region's residents and businesses, securing $400 million or more in federal funds to get the
project done is by no means a foregone conclusion.
The Northern Kentucky Chamber of Commerce will launch its lobbying effort
to secure federal
funds on its annual trip to Washington in February. About 70 business and government
leaders from Northern Kentucky are expected to make the trip.
"While we know that (the final plan) won't be done for a while, we think
we have to sensitize
people to the urgency of this project. We have to have everyone lined up to be supportive,"
said Gary Toebben, chamber president.
"That effort will take cooperation from everyone in the Greater Cincinnati
area and all of our
neighbors who live near I-75 and I-71 throughout Ohio and Kentucky."
The chamber and others will solicit help from all three congressmen representing
and Northern Kentucky, all four senators from Ohio and Kentucky, plus other key legislators
like Rep. Hal Rogers, R-Somerset, Ky., chairman of the House Appropriations Subcommittee
"It will be a tough sell," Toebben said. "We will have to make the case
that we have no
Stan Lampe, Ashland Inc. communications director and volunteer chairman
of the chamber
group headed to Washington, said the Republican sweep into Senate control bodes well for
funding the project.
"With Senator (Jim) Bunning on the finance committee and Sen. (Mitch) McConnell
appropriations committee, virtually every nickel and dime that is spent in Washington will pass
through their committees," Lampe said. "The Brent Spence isn't safe, and we all know that.
We believe that our congressmen and our senators will respond to our community's request."
U.S. Rep. Steve Chabot, R-Westwood, said he's optimistic about the chances
"but we're all going to have to agree this is the, or one of the, significant issues for the
Lampe and other chamber representatives will push to get funding for bridge
and studies into the six-year transportation plan, which will be voted on in 2003.
He expects to know by September whether the money is earmarked.
Rust said the funding formula will likely mean the federal government pays
80 percent to 90
percent of construction costs, with a local match of 10 percent to 20 percent.
The local match is likely to be split 50-50 by Ohio and Kentucky state governments.
• Other voices:
Widening the bridge or building a new one is particularly difficult in a crowded urban area.
To the west of Brent Spence Bridge in Cincinnati is Cinergy Corp.'s electricity
serves much of downtown Cincinnati, and historical structures like Longworth Hall. Any
expansion or new bridge to the west will have to be done with the Cinergy plant in mind.
Kathy Meinke, Cinergy spokeswoman, said the energy company has not taken
a position on
the project at this early stage.
Joe Vogel, Cincinnati's principal transportation design engineer, said
the city anticipates the
best site for a new bridge or expanded bridge would be west of the current location.
Cincinnati will also make sure construction doesn't undo years of work
to the Fort Washington
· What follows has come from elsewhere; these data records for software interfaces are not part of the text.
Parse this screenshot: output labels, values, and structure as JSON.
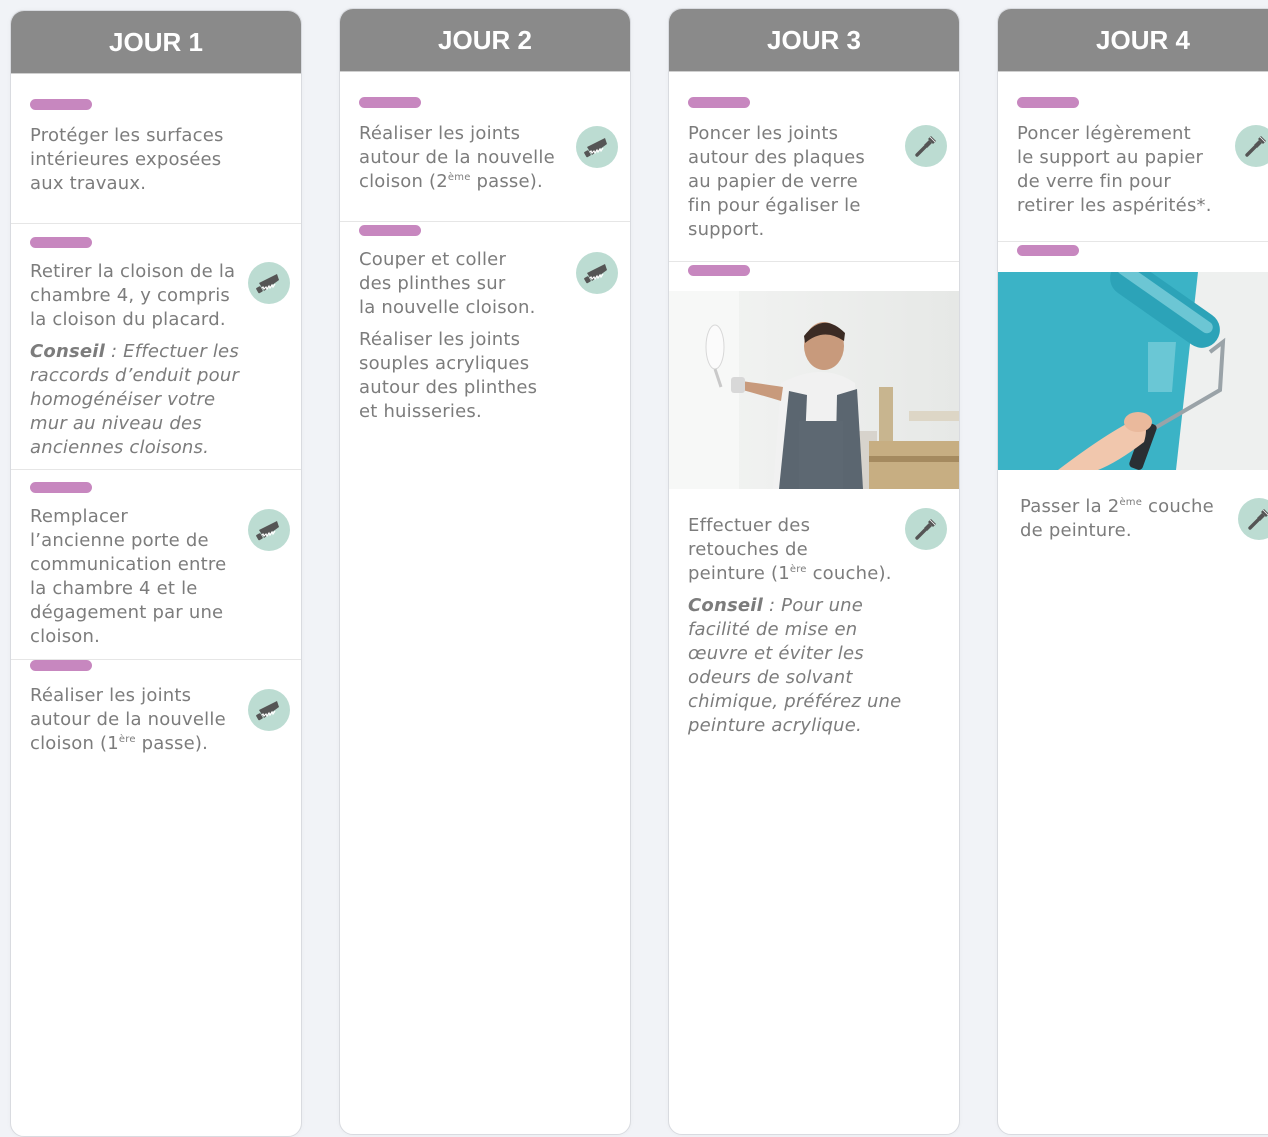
{
  "colors": {
    "header": "#8a8a8a",
    "pill": "#c787bf",
    "icon_bg": "#bcdcd2",
    "icon_fg": "#555555",
    "text": "#7c7c7c",
    "wall": "#3bb3c6"
  },
  "days": [
    {
      "title": "JOUR 1",
      "tasks": [
        {
          "lines": [
            "Protéger les surfaces",
            "intérieures exposées",
            "aux travaux."
          ]
        },
        {
          "icon": "saw-icon",
          "lines": [
            "Retirer la cloison de la",
            "chambre 4, y compris",
            "la cloison du placard."
          ],
          "tip_label": "Conseil",
          "tip_lines": [
            " : Effectuer les",
            "raccords d’enduit pour",
            "homogénéiser votre",
            "mur au niveau des",
            "anciennes cloisons."
          ]
        },
        {
          "icon": "saw-icon",
          "lines": [
            "Remplacer",
            "l’ancienne porte de",
            "communication entre",
            "la chambre 4 et le",
            "dégagement par une",
            "cloison."
          ]
        },
        {
          "icon": "saw-icon",
          "lines": [
            "Réaliser les joints",
            "autour de la nouvelle"
          ],
          "last_pre": "cloison (1",
          "last_sup": "ère",
          "last_post": " passe)."
        }
      ]
    },
    {
      "title": "JOUR 2",
      "tasks": [
        {
          "icon": "saw-icon",
          "lines": [
            "Réaliser les joints",
            "autour de la nouvelle"
          ],
          "last_pre": "cloison (2",
          "last_sup": "ème",
          "last_post": " passe)."
        },
        {
          "icon": "saw-icon",
          "lines": [
            "Couper et coller",
            "des plinthes sur",
            "la nouvelle cloison."
          ],
          "lines2": [
            "Réaliser les joints",
            "souples acryliques",
            "autour des plinthes",
            "et huisseries."
          ]
        }
      ]
    },
    {
      "title": "JOUR 3",
      "tasks": [
        {
          "icon": "paint-brush-icon",
          "lines": [
            "Poncer les joints",
            "autour des plaques",
            "au papier de verre",
            "fin pour égaliser le",
            "support."
          ]
        },
        {
          "icon": "paint-brush-icon",
          "photo": "painter-man-photo",
          "lines": [
            "Effectuer des",
            "retouches de"
          ],
          "last_pre": "peinture (1",
          "last_sup": "ère",
          "last_post": " couche).",
          "tip_label": "Conseil",
          "tip_lines": [
            " : Pour une",
            "facilité de mise en",
            "œuvre et éviter les",
            "odeurs de solvant",
            "chimique, préférez une",
            "peinture acrylique."
          ]
        }
      ]
    },
    {
      "title": "JOUR 4",
      "tasks": [
        {
          "icon": "paint-brush-icon",
          "lines": [
            "Poncer légèrement",
            "le support au papier",
            "de verre fin pour",
            "retirer les aspérités*."
          ]
        },
        {
          "icon": "paint-brush-icon",
          "photo": "paint-roller-photo",
          "first_pre": "Passer la 2",
          "first_sup": "ème",
          "first_post": " couche",
          "lines": [
            "de peinture."
          ]
        }
      ]
    }
  ]
}
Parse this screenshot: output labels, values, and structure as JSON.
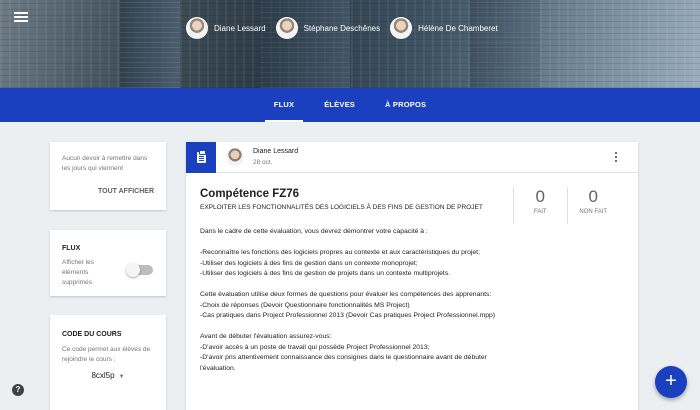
{
  "header": {
    "teachers": [
      {
        "name": "Diane Lessard"
      },
      {
        "name": "Stéphane Deschênes"
      },
      {
        "name": "Hélène De Chamberet"
      }
    ]
  },
  "tabs": [
    {
      "label": "FLUX",
      "active": true
    },
    {
      "label": "ÉLÈVES",
      "active": false
    },
    {
      "label": "À PROPOS",
      "active": false
    }
  ],
  "upcoming": {
    "message": "Aucun devoir à remettre dans les jours qui viennent",
    "button": "TOUT AFFICHER"
  },
  "stream": {
    "title": "FLUX",
    "toggle_label": "Afficher les éléments supprimés",
    "toggle_on": false
  },
  "course_code": {
    "title": "CODE DU COURS",
    "description": "Ce code permet aux élèves de rejoindre le cours :",
    "code": "8cxl5p"
  },
  "post": {
    "author": "Diane Lessard",
    "date": "28 oct.",
    "title": "Compétence FZ76",
    "subtitle": "EXPLOITER LES FONCTIONNALITÉS DES LOGICIELS À DES FINS DE GESTION DE PROJET",
    "stats": [
      {
        "value": "0",
        "label": "FAIT"
      },
      {
        "value": "0",
        "label": "NON FAIT"
      }
    ],
    "body": [
      "Dans le cadre de cette évaluation, vous devrez démontrer votre capacité à :",
      "",
      "-Reconnaître les fonctions des logiciels propres au contexte et aux caractéristiques du projet;",
      "-Utiliser des logiciels à des fins de gestion dans un contexte monoprojet;",
      "-Utiliser des logiciels à des fins de gestion de projets dans un contexte multiprojets.",
      "",
      "Cette évaluation utilise deux formes de questions pour évaluer les compétences des apprenants:",
      "-Choix de réponses (Devoir Questionnaire fonctionnalités MS Project)",
      "-Cas pratiques dans Project Professionnel 2013 (Devoir Cas pratiques Project Professionnel.mpp)",
      "",
      "Avant de débuter l'évaluation assurez-vous:",
      "-D'avoir accès à un poste de travail qui possède Project Professionnel 2013;",
      "-D'avoir pris attentivement connaissance des consignes dans le questionnaire avant de débuter l'évaluation."
    ]
  },
  "help_icon": "help-icon",
  "fab_icon": "plus-icon",
  "colors": {
    "accent": "#1a3fbf",
    "background": "#eceff1"
  }
}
Way restructuring that took local traffic off the I-71 pass through downtown.
In Covington, the five-year-old Hampton Inn lies just west of the bridge
along with other
nearby homes and businesses.
"We want to make sure that we save that (hotel)," Covington City Engineer
Hughes said the city's two top priorities will be ensuring that traffic
is maintained reasonably
well during construction and that property acquisition is handled properly.
Environmentalists want any bridge expansion plan to include space to add
lines as a more environmentally friendly alternative to more space for pollution-causing cars.
Glen Brand, who heads Sierra Club's Cincinnati office, said it would be premature to exclude
rail planning at this stage for Brent Spence.
"We need a safe bridge, and that's the top priority. The two issues here
are safety and cost
efficiency. That would include planning for a future rail line across the river. We don't want to
go back and waste transportation dollars," Brand said.
Beverage said including light rail was considered in earlier stages but
is not part of the
current plan for Brent Spence. He said other bridges including Clay Wade Bailey may be
considered should efforts to build a light-rail system revive after the Nov. 5 rejection of a
Hamilton County tax levy to fund it.
Publication Date: 01-25-2003